▶ [WORK TASK] Look through the material that follows and show every line with the string "Hidden".

━━━ EXTRACTED RECORDS

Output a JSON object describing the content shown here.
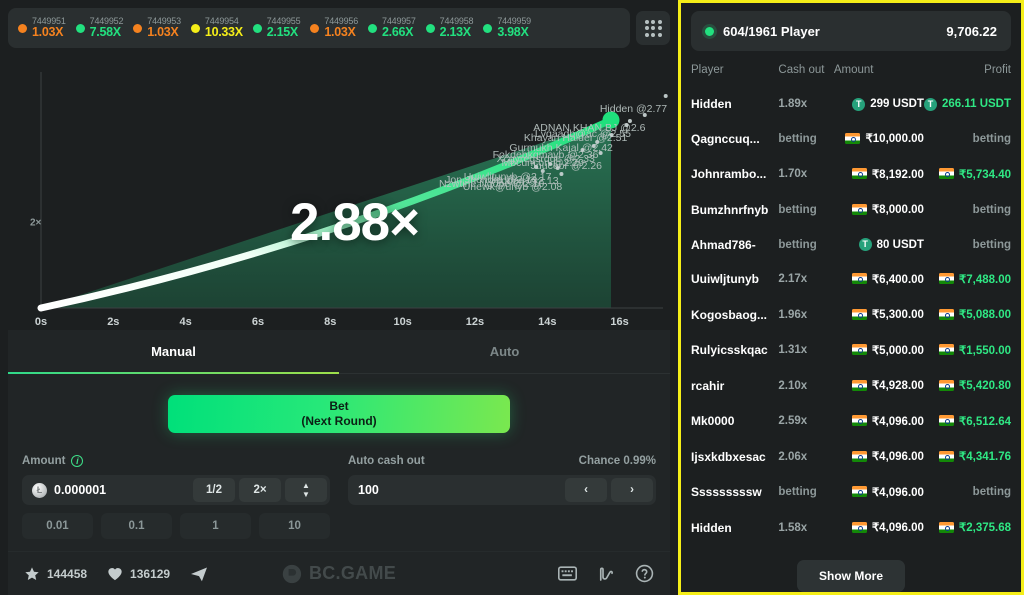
{
  "history": {
    "items": [
      {
        "id": "7449951",
        "mult": "1.03X",
        "color": "#f5821f"
      },
      {
        "id": "7449952",
        "mult": "7.58X",
        "color": "#22e07f"
      },
      {
        "id": "7449953",
        "mult": "1.03X",
        "color": "#f5821f"
      },
      {
        "id": "7449954",
        "mult": "10.33X",
        "color": "#f5ee18"
      },
      {
        "id": "7449955",
        "mult": "2.15X",
        "color": "#22e07f"
      },
      {
        "id": "7449956",
        "mult": "1.03X",
        "color": "#f5821f"
      },
      {
        "id": "7449957",
        "mult": "2.66X",
        "color": "#22e07f"
      },
      {
        "id": "7449958",
        "mult": "2.13X",
        "color": "#22e07f"
      },
      {
        "id": "7449959",
        "mult": "3.98X",
        "color": "#22e07f"
      }
    ],
    "grid_button_icon": "grid-3x3-icon"
  },
  "chart_data": {
    "type": "line",
    "title": "",
    "current_multiplier": "2.88×",
    "xlabel": "",
    "ylabel": "",
    "grid": false,
    "x_ticks": [
      "0s",
      "2s",
      "4s",
      "6s",
      "8s",
      "10s",
      "12s",
      "14s",
      "16s"
    ],
    "y_ticks": [
      "2×"
    ],
    "xlim": [
      0,
      17.2
    ],
    "ylim": [
      1,
      3.1
    ],
    "line_color_start": "#ffffff",
    "line_color_end": "#22e07f",
    "fill_color": "#1d5c42",
    "x": [
      0,
      2,
      4,
      6,
      8,
      10,
      12,
      14,
      16,
      17
    ],
    "y": [
      1.0,
      1.12,
      1.28,
      1.47,
      1.7,
      1.96,
      2.22,
      2.5,
      2.78,
      2.88
    ],
    "annotations": [
      {
        "label": "Hidden @2.77",
        "x": 15.6,
        "y": 2.77
      },
      {
        "label": "ADNAN KHAN BJ @2.6",
        "x": 15.0,
        "y": 2.6
      },
      {
        "label": "Lvqaadb@ac @2.55",
        "x": 14.6,
        "y": 2.55
      },
      {
        "label": "Khayan Haider @2.51",
        "x": 14.5,
        "y": 2.51
      },
      {
        "label": "Gurmukh Kajal @2.42",
        "x": 14.1,
        "y": 2.42
      },
      {
        "label": "Fokdebkqmavb @2.36",
        "x": 13.7,
        "y": 2.36
      },
      {
        "label": "Xcgyregsrqqc @2.33",
        "x": 13.6,
        "y": 2.33
      },
      {
        "label": "Mbcuncon @2.29",
        "x": 13.3,
        "y": 2.29
      },
      {
        "label": "Juuceor @2.26",
        "x": 13.8,
        "y": 2.26
      },
      {
        "label": "Uuiwljtunyb @2.17",
        "x": 12.4,
        "y": 2.17
      },
      {
        "label": "Jon Jhondra @2.14",
        "x": 12.0,
        "y": 2.14
      },
      {
        "label": "Hidden @2.13",
        "x": 12.6,
        "y": 2.13
      },
      {
        "label": "Nzwtine Ngope @2.10",
        "x": 12.2,
        "y": 2.1
      },
      {
        "label": "Unewk@unyb @2.08",
        "x": 12.7,
        "y": 2.08
      }
    ]
  },
  "tabs": [
    {
      "label": "Manual",
      "active": true
    },
    {
      "label": "Auto",
      "active": false
    }
  ],
  "bet": {
    "primary_line1": "Bet",
    "primary_line2": "(Next Round)"
  },
  "amount": {
    "label": "Amount",
    "info_icon": "info-icon",
    "coin_icon": "litecoin-coin-icon",
    "value": "0.000001",
    "half_label": "1/2",
    "double_label": "2×",
    "stepper_icon": "stepper-up-down-icon",
    "quick": [
      "0.01",
      "0.1",
      "1",
      "10"
    ]
  },
  "autocashout": {
    "label": "Auto cash out",
    "chance": "Chance 0.99%",
    "value": "100",
    "prev_icon": "chevron-left-icon",
    "next_icon": "chevron-right-icon"
  },
  "bottom_bar": {
    "star_icon": "star-icon",
    "star_count": "144458",
    "heart_icon": "heart-icon",
    "heart_count": "136129",
    "send_icon": "send-icon",
    "brand": "BC.GAME",
    "brand_logo_icon": "bc-game-logo-icon",
    "keyboard_icon": "keyboard-icon",
    "trend_icon": "trend-n-icon",
    "help_icon": "help-circle-icon"
  },
  "players_panel": {
    "live_dot_icon": "live-dot-icon",
    "title": "604/1961 Player",
    "total": "9,706.22",
    "columns": [
      "Player",
      "Cash out",
      "Amount",
      "Profit"
    ],
    "show_more": "Show More",
    "rows": [
      {
        "player": "Hidden",
        "cashout": "1.89x",
        "amount": "299 USDT",
        "amount_cur": "usdt",
        "profit": "266.11 USDT",
        "profit_cur": "usdt",
        "pending": false
      },
      {
        "player": "Qagnccuq...",
        "cashout": "betting",
        "amount": "₹10,000.00",
        "amount_cur": "inr",
        "profit": "betting",
        "profit_cur": "none",
        "pending": true
      },
      {
        "player": "Johnrambo...",
        "cashout": "1.70x",
        "amount": "₹8,192.00",
        "amount_cur": "inr",
        "profit": "₹5,734.40",
        "profit_cur": "inr",
        "pending": false
      },
      {
        "player": "Bumzhnrfnyb",
        "cashout": "betting",
        "amount": "₹8,000.00",
        "amount_cur": "inr",
        "profit": "betting",
        "profit_cur": "none",
        "pending": true
      },
      {
        "player": "Ahmad786-",
        "cashout": "betting",
        "amount": "80 USDT",
        "amount_cur": "usdt",
        "profit": "betting",
        "profit_cur": "none",
        "pending": true
      },
      {
        "player": "Uuiwljtunyb",
        "cashout": "2.17x",
        "amount": "₹6,400.00",
        "amount_cur": "inr",
        "profit": "₹7,488.00",
        "profit_cur": "inr",
        "pending": false
      },
      {
        "player": "Kogosbaog...",
        "cashout": "1.96x",
        "amount": "₹5,300.00",
        "amount_cur": "inr",
        "profit": "₹5,088.00",
        "profit_cur": "inr",
        "pending": false
      },
      {
        "player": "Rulyicsskqac",
        "cashout": "1.31x",
        "amount": "₹5,000.00",
        "amount_cur": "inr",
        "profit": "₹1,550.00",
        "profit_cur": "inr",
        "pending": false
      },
      {
        "player": "rcahir",
        "cashout": "2.10x",
        "amount": "₹4,928.00",
        "amount_cur": "inr",
        "profit": "₹5,420.80",
        "profit_cur": "inr",
        "pending": false
      },
      {
        "player": "Mk0000",
        "cashout": "2.59x",
        "amount": "₹4,096.00",
        "amount_cur": "inr",
        "profit": "₹6,512.64",
        "profit_cur": "inr",
        "pending": false
      },
      {
        "player": "Ijsxkdbxesac",
        "cashout": "2.06x",
        "amount": "₹4,096.00",
        "amount_cur": "inr",
        "profit": "₹4,341.76",
        "profit_cur": "inr",
        "pending": false
      },
      {
        "player": "Sssssssssw",
        "cashout": "betting",
        "amount": "₹4,096.00",
        "amount_cur": "inr",
        "profit": "betting",
        "profit_cur": "none",
        "pending": true
      },
      {
        "player": "Hidden",
        "cashout": "1.58x",
        "amount": "₹4,096.00",
        "amount_cur": "inr",
        "profit": "₹2,375.68",
        "profit_cur": "inr",
        "pending": false
      }
    ]
  }
}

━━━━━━

▶ [EXERCISE OUTPUT]
        "label": "Hidden @2.77",
        "label": "Hidden @2.13",
        "player": "Hidden",
        "player": "Hidden",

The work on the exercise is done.